Author/Compiler: Tihomir Dimitrov (; also see


Nobel Prize: Sir Rabindranath Tagore (1861–1941) received the 1913 Nobel Prize in Literature “because of his profoundly sensitive, fresh and beautiful verse, by which, with consummate skill, he has made his poetic thought, expressed in his own English words, a part of the literature of the West.”

Nationality: Indian

Education: Privately educated in England and India (Bengali Academy)

Occupation: Poet, novelist, playwright, song composer and painter; founder of the Visva-Bharati University at Santiniketan, West Bengal (1924)


1. “In one salutation to Thee, my God, let all my senses spread out and touch this world at Thy feet.

Like a rain-cloud of July hung low with its burden of unshed showers let all my mind bend down at Thy door in one salutation to Thee.

Let all my songs gather together their diverse strains into a single current and flow to a sea of silence in one salutation to Thee.

Like a flock of homesick cranes flying night and day back to their mountain nests let all my life take its voyage to its eternal home in one salutation to Thee.” (Rabindranath Tagore, Gitanjali (Song Offerings), New York and London: The Macmillan Company, 1913).

2. “This is my prayer to Thee, my Lord – strike, strike at the root of penury in my heart.

Give me the strength lightly to bear my joys and sorrows.

Give me the strength to make my love fruitful in service.

Give me the strength never to disown the poor or bend my knees before insolent might.

Give me the strength to raise my mind high above daily trifles.

And give me the strength to surrender my strength to Thy will with love.” (Tagore 1913, Gitanjali).

3. “Day after day, O Lord of my life, shall I stand before Thee face to face.
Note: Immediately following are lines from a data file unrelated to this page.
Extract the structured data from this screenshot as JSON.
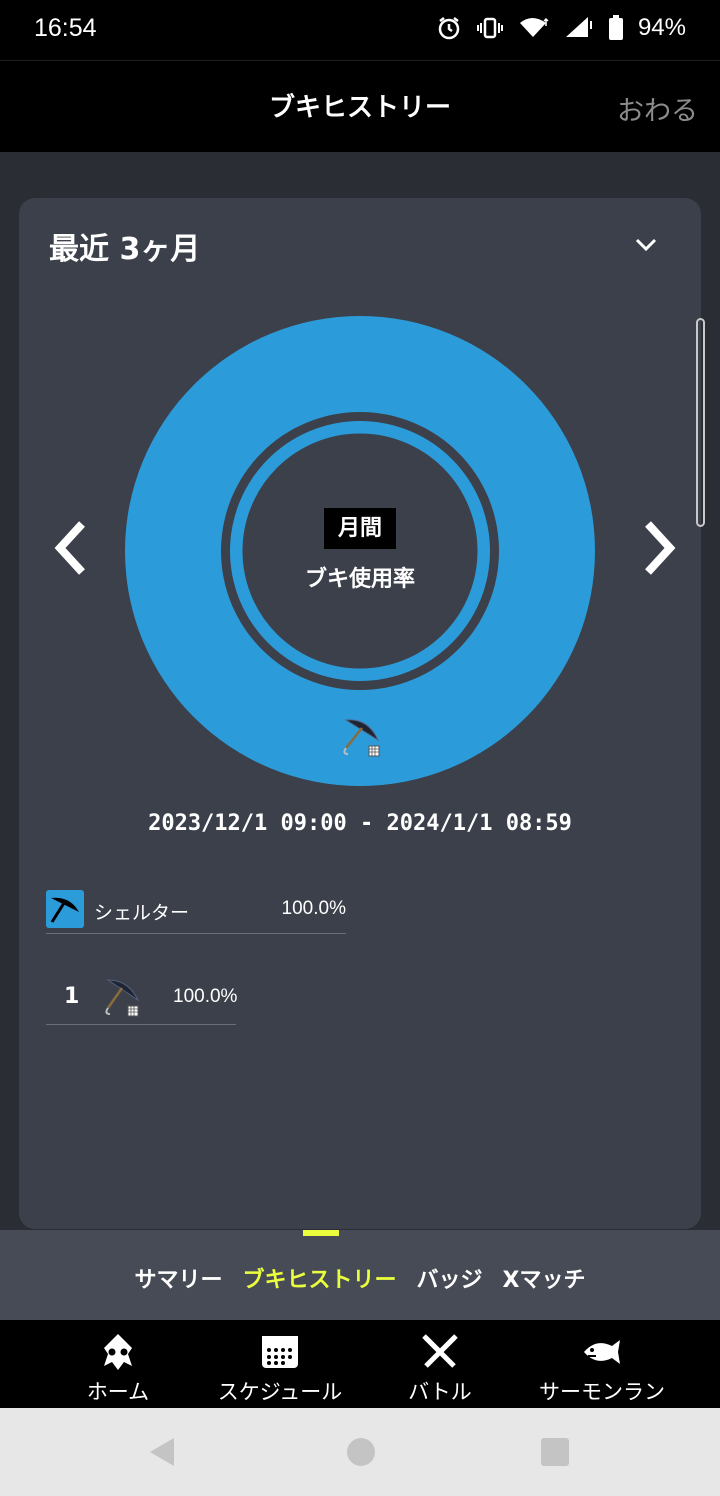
{
  "status_bar": {
    "time": "16:54",
    "battery": "94%"
  },
  "header": {
    "title": "ブキヒストリー",
    "close_label": "おわる"
  },
  "card": {
    "period_title": "最近 3ヶ月",
    "donut_box_label": "月間",
    "donut_label": "ブキ使用率",
    "date_range": "2023/12/1 09:00 - 2024/1/1 08:59",
    "legend": [
      {
        "name": "シェルター",
        "percent": "100.0%"
      }
    ],
    "ranking": [
      {
        "rank": "1",
        "percent": "100.0%"
      }
    ]
  },
  "chart_data": {
    "type": "pie",
    "title": "",
    "categories": [
      "シェルター"
    ],
    "values": [
      100.0
    ],
    "colors": [
      "#2c9bd9"
    ]
  },
  "subnav": {
    "tabs": [
      {
        "label": "サマリー",
        "active": false
      },
      {
        "label": "ブキヒストリー",
        "active": true
      },
      {
        "label": "バッジ",
        "active": false
      },
      {
        "label": "Xマッチ",
        "active": false
      }
    ]
  },
  "bottom_nav": {
    "items": [
      {
        "label": "ホーム",
        "icon": "squid-icon"
      },
      {
        "label": "スケジュール",
        "icon": "calendar-icon"
      },
      {
        "label": "バトル",
        "icon": "crossed-weapons-icon"
      },
      {
        "label": "サーモンラン",
        "icon": "salmon-icon"
      }
    ]
  },
  "colors": {
    "accent": "#eaff3d",
    "donut": "#2c9bd9",
    "card_bg": "#3b404a"
  }
}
With folded hands, O Lord of all worlds, shall I stand before Thee face to face.

Under Thy great sky in solitude and silence, with humble heart shall I stand before Thee face to face.

In this laborious world of Thine, tumultuous with toil and with struggle, among hurrying crowds shall I stand before Thee face to face.

And when my work shall be done in this world, O King of kings, alone and speechless shall I stand before Thee face to face.” (Tagore 1913).

4. “Our love of God is accurately careful of its responsibilities. It is austere in its probity and it must have intellect for its ally. Since what it deals with is immense in value, it has to be cautious about the purity of its coins. Therefore, when our soul cries for the gift of immortality, its first prayer is, ‘Lead me from the unreal to truth.’ ” (Tagore, as cited in Chakravarty 1961, 281).

5. “Accept me, dear God, accept me for this while. Let those orphaned days that passed without You be forgotten.

Do not turn away Your face from my heart’s dark secrets, but burn them till they are alight with Your fire.” (From Tagore’s prayer “Accept Me”, as cited in Vetter 1997, 1).

“The self-expression of God is in the endless variety of creation; and our attitude toward the Infinite Being must also in its expression have a variety of individuality ceaseless and unending. Those sects which jealously build their boundaries with too rigid creeds excluding all spontaneous movement of the living spirit may hoard their theology but they kill religion.” (Tagore, as cited in Chakravarty 1961, 286).

6. “The rain has held back for days and days, my God, in my arid heart. The horizon is fiercely naked – not the thinnest cover of a soft cloud, not the vaguest hint of a distant cool shower.

Send Thy angry storm, dark with death, if it is Thy wish, and with lashes of lightning startle the sky from end to end.

But call back, my Lord, call back this pervading silent heat, still and keen and cruel, burning the heart with dire despair.

Let the cloud of grace bend low from above like the tearful look of the mother on the day of the father’s wrath.” (Tagore 1913).

“Time is endless in Thy hands, my Lord. There is none to count Thy minutes. Days and nights pass and ages bloom and fade like flowers. Thou knowest how to wait.” (Tagore 1913).